8 Ways to Protect Your Small Business' Data from Hackers

Tue, Jun, 10, 2014 @ 09:06 AM

hacker, data theftCyber Attacks are on the Rise

In 2014, hackers exposed the personal information of 110 million Americans -- roughly half of the nation's adults, and that number has been rising in 2015. Do you see a problem here? Because I do. We need to take proactive steps in not only protecting ourselves, but also our businesses from the possibility of getting hacked.

While some massive corporations have had devastating data-breaches throughout this past year, (Ashley Madison, eBay, Target and Neiman Marcus), that doesn't mean that they are the only victims of malicious hacks. They're just the ones you hear about. A recent threat report from the Internet security firm Symantec found that three out of every five cyber attacks last year targeted small to medium sized businesses. 

Never fear--below are 8 tips for you and your employees to help fend off pilfering hackers.


1.   Clear logins and passwords to sites, especially if the computer is a public one. 

2.   Protect your SSN and other identifying information.

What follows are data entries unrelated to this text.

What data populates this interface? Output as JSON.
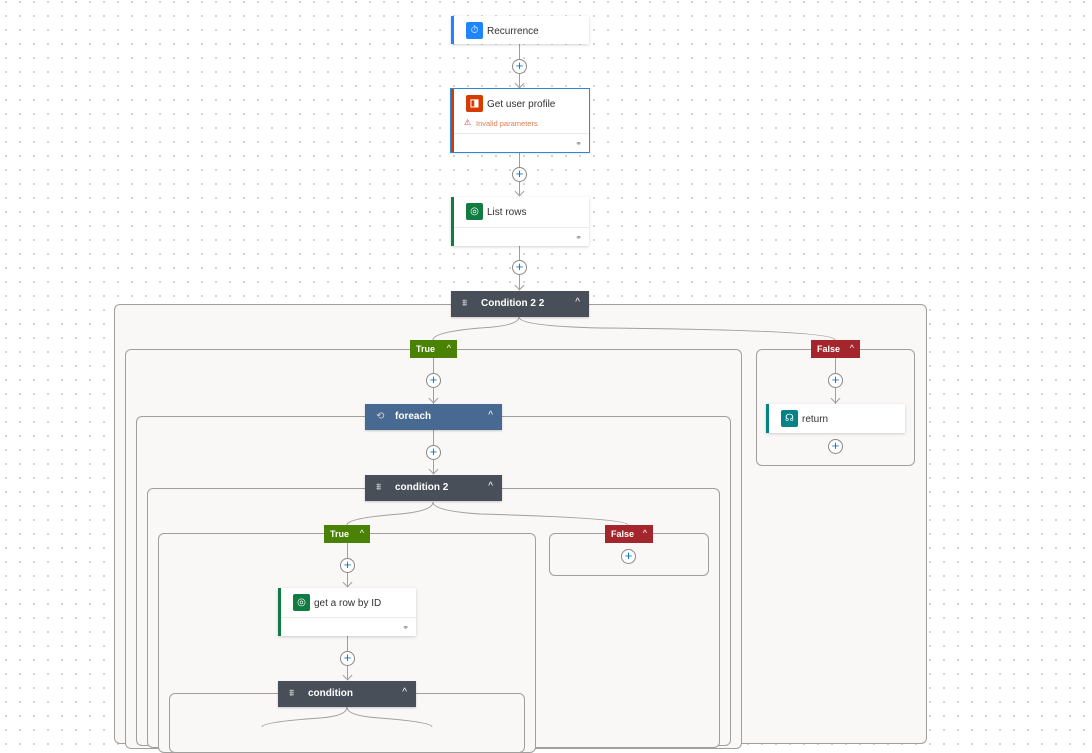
{
  "flow": {
    "recurrence": {
      "title": "Recurrence",
      "icon": "clock-icon",
      "color": "#1f85ff"
    },
    "get_user_profile": {
      "title": "Get user profile",
      "icon": "office-icon",
      "color": "#d83b01",
      "warning": "Invalid parameters",
      "warning_icon": "warning-icon"
    },
    "list_rows": {
      "title": "List rows",
      "icon": "dataverse-icon",
      "color": "#107c41"
    },
    "condition_2_2": {
      "title": "Condition 2 2",
      "icon": "condition-icon",
      "true_label": "True",
      "false_label": "False",
      "false_branch": {
        "return": {
          "title": "return",
          "icon": "respond-icon",
          "color": "#038387"
        }
      }
    },
    "foreach": {
      "title": "foreach",
      "icon": "loop-icon",
      "color": "#486991"
    },
    "condition_2": {
      "title": "condition 2",
      "icon": "condition-icon",
      "true_label": "True",
      "false_label": "False"
    },
    "get_row_by_id": {
      "title": "get a row by ID",
      "icon": "dataverse-icon",
      "color": "#107c41"
    },
    "condition": {
      "title": "condition",
      "icon": "condition-icon"
    }
  },
  "glyphs": {
    "plus": "+",
    "chevron_up": "^",
    "warning": "⚠",
    "link": "⚭"
  }
}
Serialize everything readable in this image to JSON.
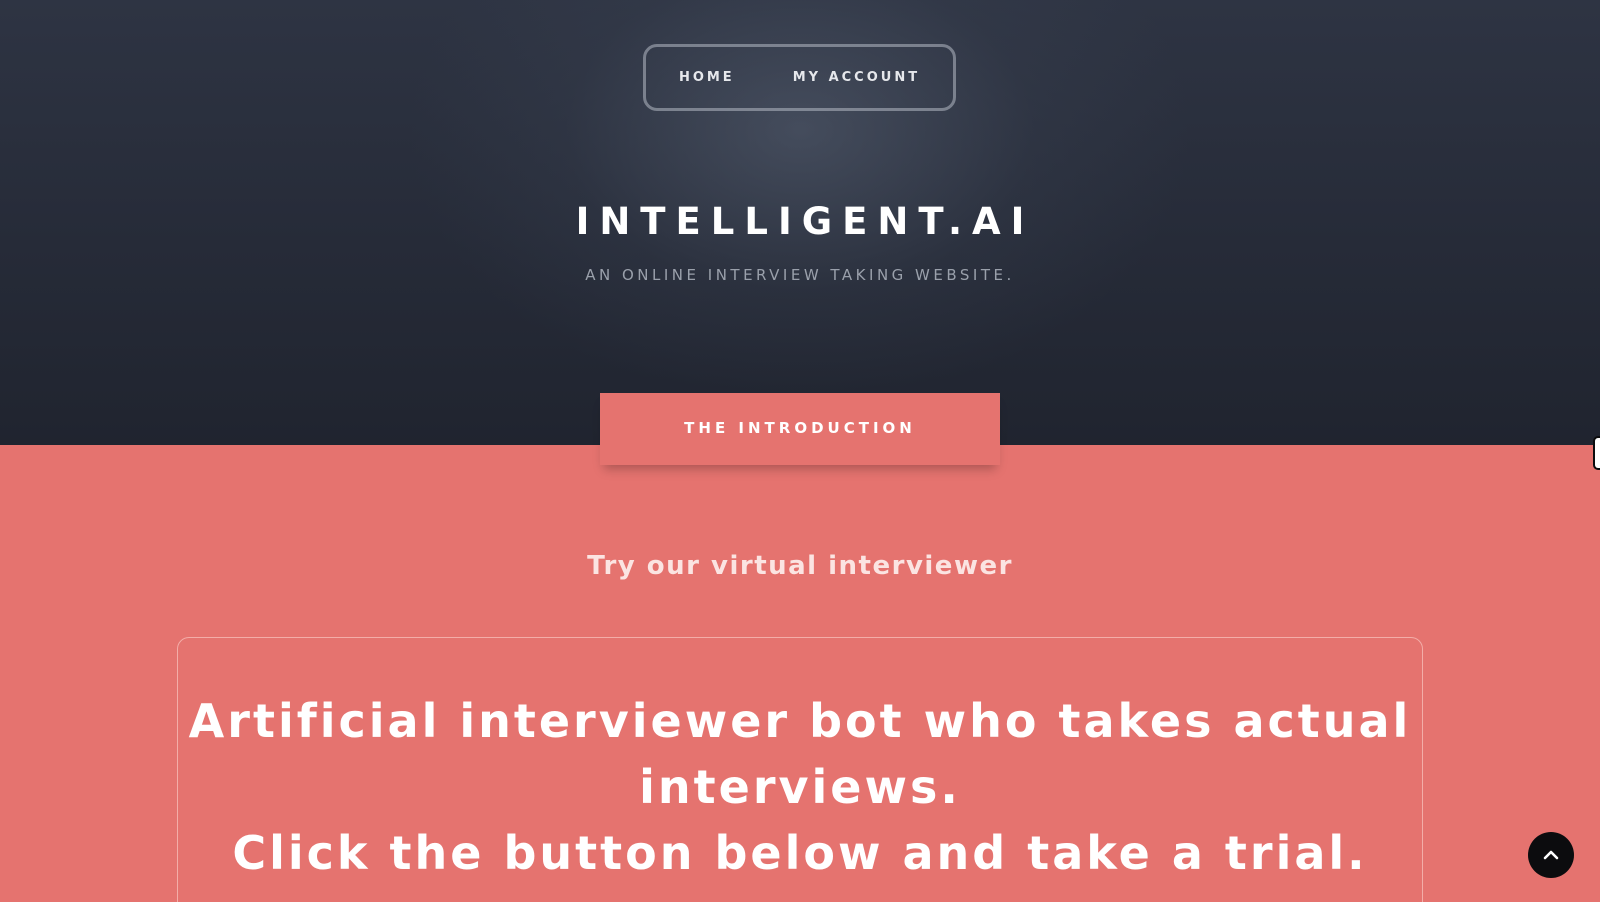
{
  "nav": {
    "home_label": "HOME",
    "account_label": "MY ACCOUNT"
  },
  "header": {
    "title": "INTELLIGENT.AI",
    "subtitle": "AN ONLINE INTERVIEW TAKING WEBSITE."
  },
  "intro": {
    "tab_label": "THE INTRODUCTION",
    "tagline": "Try our virtual interviewer",
    "card_line1": "Artificial interviewer bot who takes actual",
    "card_line2": "interviews.",
    "card_line3": "Click the button below and take a trial."
  },
  "icons": {
    "scroll_top": "chevron-up-icon"
  },
  "colors": {
    "header_bg": "#262b38",
    "accent_coral": "#e5736f",
    "scroll_button": "#0c0c0e"
  }
}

3.   Don't carry your SSN with you as it increases the chances that it can be stolen. Keep this information in a place where people will not be able to access it.

4.   Change your logins and passwords regularly. Use strong passwords. A strong password should be more than eight characters in length, contain both capital letters and at least one numeric or other non-alphabetical character. 

5.   Be alert for phishing, a trick in which you are giving access to your accounts or information under false pretenses. For example, a pop-up or email mimicking legitimate banks or businesses to obtain your information. 

6.   Check your financial statements regularly. If anything appears to be out of the norm or a purchase you did not make, report it immediately. 

7.   Monitor your credit report for unusual activity, such as opening credit cards you actually did not open. Write "Check I.D." on the back of your debit/credit cards in case they are literally stolen from you, their identification will not match the card credentials.

8.   Shred important information, such as old bank account statements or things with your information on them. Be aware of what you are throwing away in the trash.


(Infographic via staysafeonline.org

Don't be a victim. Protect yourself and your information today. 

It is easier to be proactive and take these steps each month, than to be reactive dealing with identity theft. Save your peace of mind and time when it comes to your data. Sometimes, all it takes is one swipe or input of information in the wrong place. 

Request an IT Network Assessment!